Over 3.5 million young adults in the United States experience some form of homelessness annually. A large body of research shows high rates of lifetime substance use among young adults experiencing homelessness (YEH); for example, 89% report alcohol use, 77% marijuana use, and 48% report methamphetamine use. In fact, substance use among YEH is 2 to 3 times more prevalent compared to their housed counterparts. Substance use among YEH is a serious public health issue, with deleterious impacts in multiple domains of health and wellness. Indeed, YEH with substance use experience longer periods of homelessness, trauma, depression, anxiety, and engagement in high-risk behaviors such as injection drug use or sexual intercourse while under the influence of substances. Despite robust relationships between substance use and myriad risk factors, less is known about the use of multiple substances (polysubstance use) and associated risk factors among this vulnerable population. Therefore, the present study aimed to identify subgroups of YEH based on polysubstance use and the linkages to sociodemographic and behavioral-health characteristics.
From June 2016 to July 2017, 1,426 YEH (aged 18–26 years) were recruited from seven cities (Houston, Los Angeles, Denver, Phoenix, New York City, St. Louis, San Jose). Participants provided information via a self-administered electronic survey on substance use, mental health, trauma, and sexual-risk behaviors. The majority of YEH identified as Black (37.3%), cisgender (92.8%), and heterosexual (69.2%). On average, YEH were 20.9 years (SD=2.1). This study employed latent class analysis to identify subgroups of YEH according to their substance use. Multinomial logistic regression analyses were then conducted to identify the sociodemographic and risk characteristics associated with substance use class membership.
With regard to substance use, 17.5% of participants reported methamphetamine use, 17.7% cocaine, 8.2% crack, 15.4% ecstasy, 51.8% alcohol, 60.7% marijuana, 20% prescription drug use, and 8.6% had engaged in injection drug use. Four latent classes of YEH substance use were identified: (1) high alcohol and marijuana use/ moderate stimulant and prescription drug use; (2) high alcohol and marijuana use; (3) high substance use; and (4) low or no substance use. Multinomial logistic regression models indicated that geographic location, gender, race/ethnicity, mental health, trauma history, and sexual risk behavior were significant correlates of classes of substance use among YEH.

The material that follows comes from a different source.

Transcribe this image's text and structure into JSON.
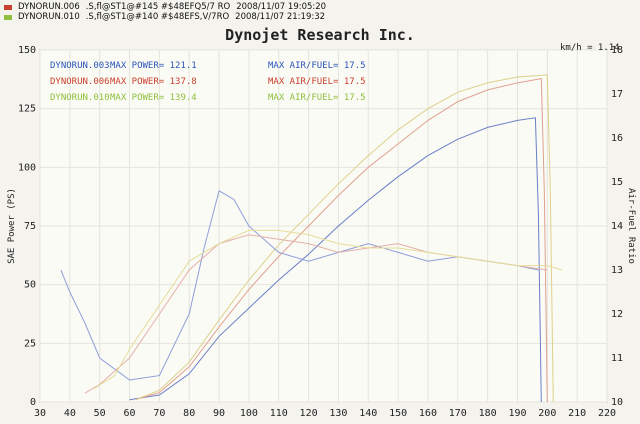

Findings demonstrate that distinct groups of YEH can be identified by their polysubstance use patterns and that certain sociodemographic and risk characteristics are significantly associated with substance use class membership. For example, trauma and mental health were significant correlates of substance use among YEH, which may indicate that YEH may engage in polysubstance use as a way to cope with trauma experiences and mental health. Thus, findings offer important implications for the prevention and treatment of substance use among YEH. Screening protocols should consider traumatic experiences, sexual risk behaviors, and mental health history as a useful indicator of polysubstance use. In addition, social work practice should prioritize incorporating trauma-informed care when working with YEH.